"Way More Politics than Humanism"
From their early days as tutor and scholar, discussing philosophy over Spartan dinners, to their work together to publish Einstein’s books in Europe, in Maurice Solovine Einstein found both an engaged mind and a loyal friend. While Einstein frequently shared his observations on science, politics, philosophy, and religion in his correspondence with Solovine, he was just as likely to express his feelings about everyday life.
An inspiring collection of essays, in which Albert Einstein addresses the topics that fascinated him as a scientist, philosopher, and humanitarian. Divided by subject matter - “Science,” “Convictions and Beliefs,” “Public Affairs,” etc. - these essays consider everything from the need for a “supranational” governing body to control war in the atomic age, to freedom in research and education, to Jewish history and Zionism, to explanations of the physics and scientific thought that brought him world recognition.

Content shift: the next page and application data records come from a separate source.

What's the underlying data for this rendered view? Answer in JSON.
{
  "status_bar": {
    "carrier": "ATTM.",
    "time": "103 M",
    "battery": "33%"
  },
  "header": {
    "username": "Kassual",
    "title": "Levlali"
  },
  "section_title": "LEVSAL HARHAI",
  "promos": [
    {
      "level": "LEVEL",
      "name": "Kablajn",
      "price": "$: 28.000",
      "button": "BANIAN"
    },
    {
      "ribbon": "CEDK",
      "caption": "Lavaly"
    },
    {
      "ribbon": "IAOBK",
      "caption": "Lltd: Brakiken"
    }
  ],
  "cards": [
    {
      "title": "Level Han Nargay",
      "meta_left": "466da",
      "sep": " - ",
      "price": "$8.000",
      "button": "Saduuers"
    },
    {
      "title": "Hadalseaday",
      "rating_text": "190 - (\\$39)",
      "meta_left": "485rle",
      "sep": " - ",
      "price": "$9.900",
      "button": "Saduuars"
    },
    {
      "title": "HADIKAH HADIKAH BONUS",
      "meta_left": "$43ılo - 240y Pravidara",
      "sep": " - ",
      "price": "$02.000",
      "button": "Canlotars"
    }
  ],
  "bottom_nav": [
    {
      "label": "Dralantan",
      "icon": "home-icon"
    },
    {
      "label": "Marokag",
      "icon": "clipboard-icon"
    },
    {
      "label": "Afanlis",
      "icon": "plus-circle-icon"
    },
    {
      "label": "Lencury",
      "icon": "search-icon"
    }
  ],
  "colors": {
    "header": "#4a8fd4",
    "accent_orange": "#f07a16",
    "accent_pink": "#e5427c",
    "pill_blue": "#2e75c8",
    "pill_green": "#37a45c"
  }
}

"Historically Interesting but Quite Dated"
Albert Einstein described Relativity as a "popular explosion" of his famous theory. Written in 1916, it introduced the lay audience to the remarkable perspective which had overturned theoretical physics. Einstein's genius was to express this perspective in understandable terms.
"Another Absolute Must have"
As C.P. Snow lamented in his now famous essay, "Two Cultures", education is too often arbitrarily divided between the sciences and the humanities, as if each were acrimoniously divorced parents who wished never to speak again to each other. What do physics and psychology have in common, some may ask. Or, what does chemistry have to do with sociology?
In this fascinating collection of articles and speeches, Albert Einstein reflects not only on the scientific method at work in his own theoretical discoveries, but eloquently expresses a great appreciation for his scientific contemporaries and forefathers, including Johannes Kepler, Isaac Newton, James Clerk Maxwell, Max Planck, and Niels Bohr. While Einstein is renowned as one of the foremost innovators of modern science, his discoveries uniquely his own, through his own words it becomes clear that Einstein viewed himself as only the most recent in a long line of scientists driven to create new ways of understanding the world and to prove their scientific theories.
In "Relativity: The Special and the General Theory", Einstein describes the theories that made him famous, illuminating his case with numerous examples and a smattering of math (nothing more complex than high-school algebra). Einstein's book is not casual reading, but for those who appreciate his work without diving into the arcana of theoretical physics, Relativity will prove a stimulating read.
"Underwhelming and dissapointing"
This essay comes from the NPR series This I Believe, which features brief personal reflections from both famous and unknown Americans. The pieces that make up the series compel listeners to rethink not only what and how they have arrived at their beliefs, but also the extent to which they share them with others.
Scientific American presents a collection of key scientific essays written by Nobel Prize winners Albert Einstein, Niels Bohr, I.I. Rabi, and Leon Lederman - never before available in audio! Einstein's essay, "On the Generalized Theory of Gravitation" (1950) is an account of the extension of the generalized theory of relativity. Next are tributes to Einstein upon his death in 1955, written by Niels Bohr and I.I. Rabi. Finally, "The Two Neutrino Experiment" by Leon Lederman.
"Beautiful Strangeness Of the Quantum!"
The ninth collection in the series charting the voices that helped shape the 20th century. In this collection hear the inspirational voices of Thomas Edison, Albert Einstein, Babe Ruth and Che Guevara amongst many others.